Rabbi Laura Metzger
Mah nishtanah ha-hodesh ha-zeh – how is this month different?
Though the words are almost the words we say during the Passover seder, they speak of this month, the month of Elul and how very different this month is from all other months, from all other Eluls.
This is the month that takes us to that intensely holy time, the Days of Awe, from Rosh Hashanah through Yom Kippur.
This is the season when we’re usually busy buying school supplies and new shoes, planning family gatherings, getting ready to share the latest news with friends we haven’t seen since the last Jewish holidays.
This year, though, we’re stuck at home. School is the kitchen table. Work is in the dining room. New shoes hardly matter when we don’t go anywhere, and it’ll be way too long before we see friends up close and personal.
How, then, will we greet the new year when we can’t welcome friends into our homes and won’t sit in those familiar synagogue seats?
If ever we needed holy time, it’s now.
We need these holy days. We need time set aside from ordinary time, time to check in with our innermost selves, to review our lives, to renew our commitments.
We need holiness. Though holiness can be anywhere and everywhere, it’s hard to feel the Divine Presence when surrounded by dirty dishes, piles of bills, computer notification pings and relentless emails.

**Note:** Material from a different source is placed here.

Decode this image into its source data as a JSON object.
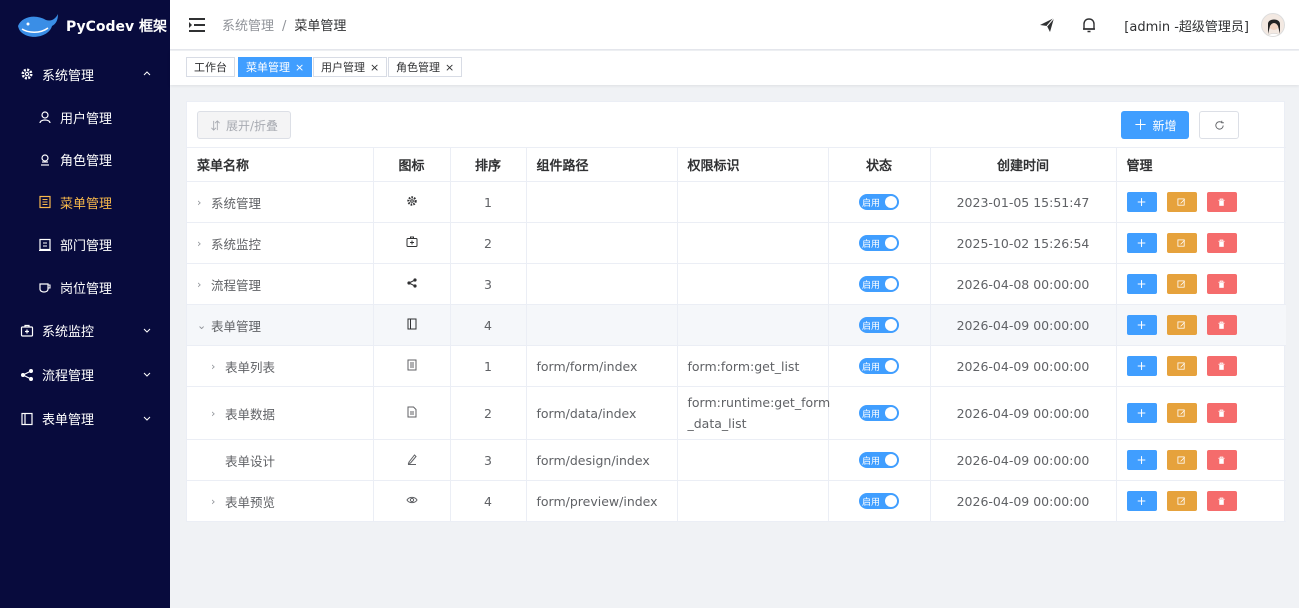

For many of us, when Rosh Hashanah comes, it is to the synagogue where we go. It’s in the sanctuary where we greet each other and the new year, singing familiar music and praying eternal prayers. Ma nishtanah? Yes, it will be different this year. We’ll pray as best we can, each in our own space, with rabbis and cantors, choirs and Torah readers via screens.

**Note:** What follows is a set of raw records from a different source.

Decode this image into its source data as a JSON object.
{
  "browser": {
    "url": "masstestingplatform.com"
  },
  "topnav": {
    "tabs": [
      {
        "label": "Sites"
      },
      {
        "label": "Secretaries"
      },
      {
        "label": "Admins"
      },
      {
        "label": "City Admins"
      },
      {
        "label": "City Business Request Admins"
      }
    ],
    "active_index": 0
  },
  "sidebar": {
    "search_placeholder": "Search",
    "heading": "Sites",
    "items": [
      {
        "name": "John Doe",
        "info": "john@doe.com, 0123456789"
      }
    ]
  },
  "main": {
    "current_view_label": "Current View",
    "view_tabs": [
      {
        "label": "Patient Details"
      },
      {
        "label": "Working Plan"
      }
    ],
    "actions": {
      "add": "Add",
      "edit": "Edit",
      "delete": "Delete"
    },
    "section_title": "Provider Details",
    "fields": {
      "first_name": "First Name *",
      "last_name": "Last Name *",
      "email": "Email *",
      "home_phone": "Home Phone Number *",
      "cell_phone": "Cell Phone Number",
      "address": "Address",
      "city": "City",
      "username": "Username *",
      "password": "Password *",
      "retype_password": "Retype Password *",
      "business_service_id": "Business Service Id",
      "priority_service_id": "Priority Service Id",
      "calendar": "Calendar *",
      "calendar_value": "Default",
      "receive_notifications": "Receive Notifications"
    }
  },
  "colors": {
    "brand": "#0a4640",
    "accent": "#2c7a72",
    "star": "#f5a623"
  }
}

Awkward, probably. Distanced, certainly. But it need not be distracting, nor confusing. Not if we prepare. Just as we prepare for Passover by attic-to-basement spring cleaning, we can prepare for the Days of Awe with some space-arranging along with soul-cleansing.

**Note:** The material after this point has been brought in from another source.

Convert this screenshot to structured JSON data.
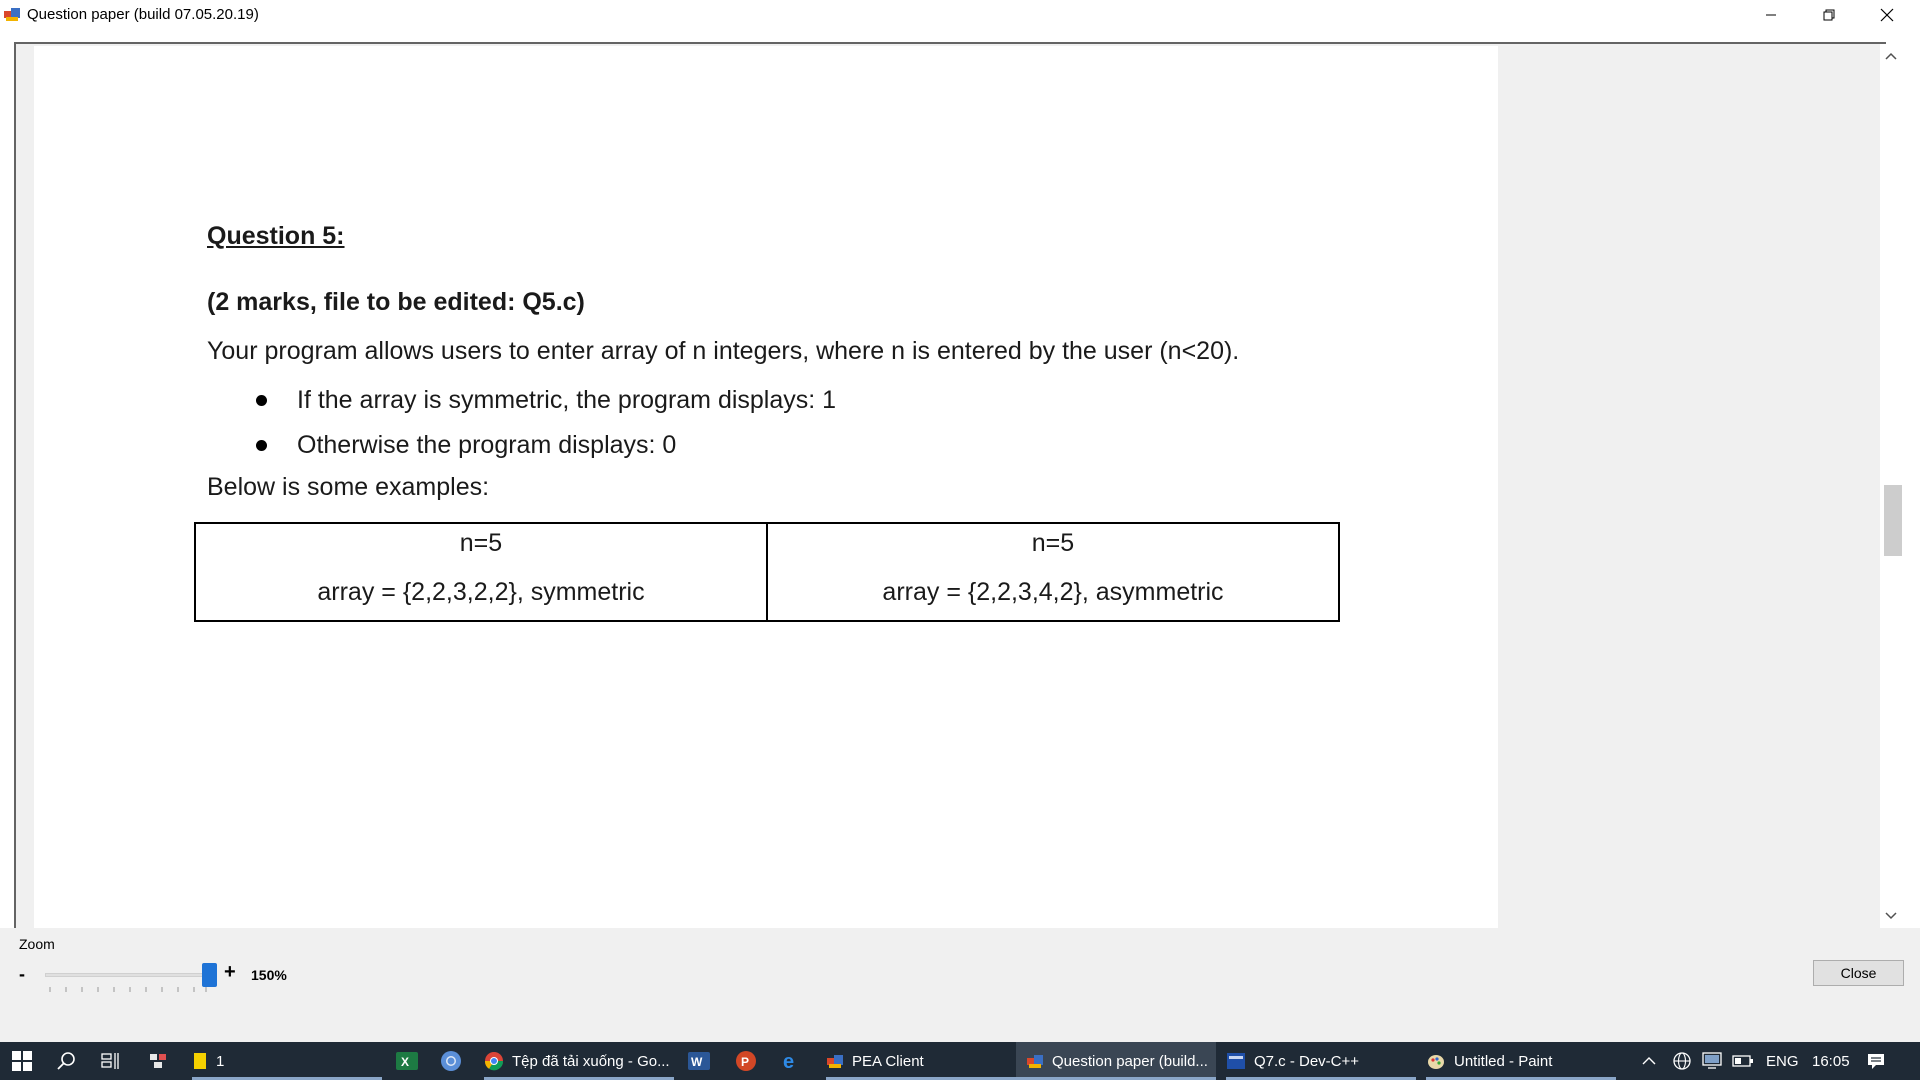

In this month of Elul, set aside a place for worship, and if possible, not the same place where you work and teach. Do it now. Make it a different space for the time of holiness. Make it a comfortable place, where you’ll sit, where you’ll stand and face east if you can. Remove distractions and bring in items that speak holiness to you, perhaps a table covering, candlesticks, a plant or flowers. Try to set up your computer/notebook so that you don’t have to fiddle with it during services. Be sure to turn off distractions – email and text message notifications and other unplanned sounds.
If you wear kippa and tallit, place them in your sanctuary space along with your High Holy Day prayer books. Make the space sacred in your own way. Do it now, during Elul, with awareness and intention.
Do it now, in Elul, and try it out on Shabbat. See how it feels. Make adjustments that enhance your experience of holiness.
Come Rosh Hashanah, we’ll miss praying together in the sanctuary. Little Zoom boxes on a computer screen are a faint version of community. But we will pray together – we here in Louisville, our loved ones in places near and far, our compatriots throughout the world. Come Rosh Hashanah, we are a people united in prayer.
Look at your screen not as an electronic device, but as a window through which we see each other. Because we’ll be there, together while apart, each in sacred space, creating a community of holiness.
In this new year, may we all be inscribed for blessing.